  3. Apply political pressure for cycling infrastructure in Aberdeen. One of the biggest barriers to cycling is the perception that it’s unsafe. People are afraid to cycle alongside cars, trucks, and buses and the only way to see real increases in the number of people choosing bikes over cars is to build the infrastructure.
  4. Make transport inclusive. Women and children are underrepresented as cyclists because of the perceptions of safety. By providing a safe space in the centre of Aberdeen we want to encourage cycling for everyone – women, children, men, the elderly, and people with disabilities.
  5. Air pollution in the city centre will be lower during the event due to the absence of polluting motor vehicles. This will promote health and wellbeing as well as improving the ambience in the city centre for shoppers.

To run this event we need your help. The city council charges £850 for a temporary traffic restriction order and £1,471.10 for traffic management making a total of £2,321.10. We have asked the council in previous years to waive this fee when we’ve run Pedal on Parliament but they will not. We’ve also asked them to run their own car-free day regularly. Although they organise In Town Without My Car Day once a year, cyclists are not allowed to cycle on the car-free streets and all the diesel generators at their event make it unclear whether there are any air quality benefits. We think car-free days should encourage cycling, not discourage it.

Please help us by donating to our JustGiving page – Reclaim the Streets. If 500 people donate £5 then we’d have more than enough.

Awards and postcards

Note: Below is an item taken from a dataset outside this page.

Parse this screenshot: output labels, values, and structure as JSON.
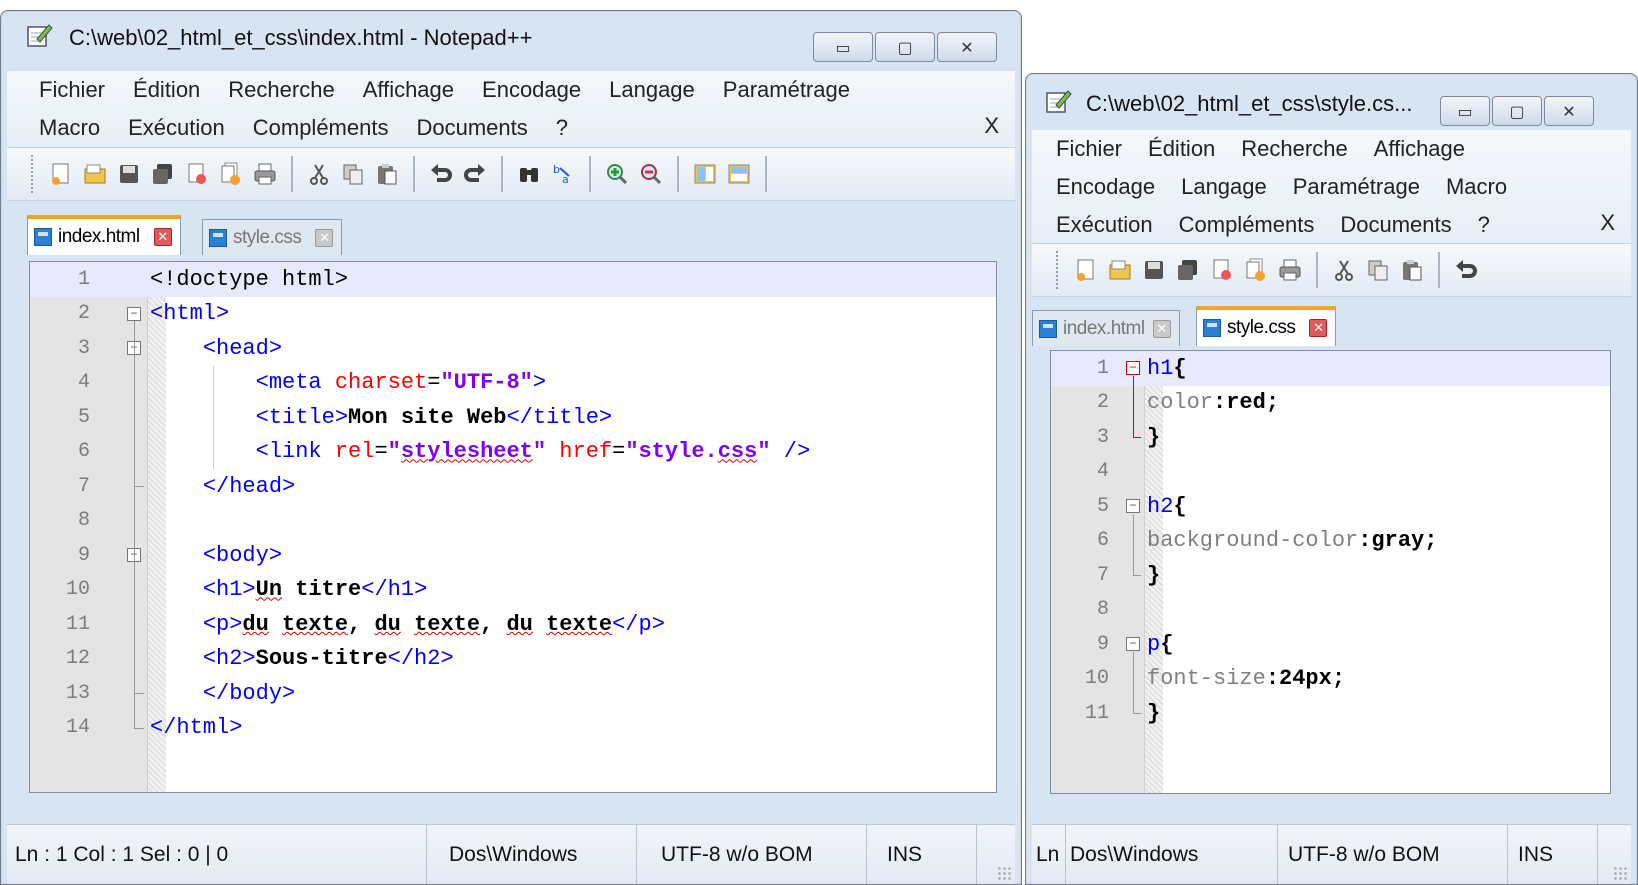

We’re looking for nominations for the Best in Cycling Awards for Aberdeen and Aberdeenshire. You can make your nomination here – Best in Cycling Awards. We know that Aberdeen has a long way to go before we can truly claim to be a cycling city but that doesn’t mean we can’t celebrate and recognise the people, businesses, employers, and schools that are trying now to improve conditions for cyclists. It could be great cycle parking or showers for employees or something else. We also have a cycle raspberry category for the worst infrastructure. Make your nominations here. Entries close on the 13th December.

We’ve also still got postcards left for the King Street cycle path campaign. These are all addressed to the Aberdeen City Council and we want as many as possible to reach the council this month because councillors will be voting on the SUMP (sustainable urban mobility plan) in November. If you haven’t posted one to the council yet then please do so. The postcards are available at Foodstory Café and Newton Dee. If you can distribute some postcards then please contact us and we can give you a larger batch.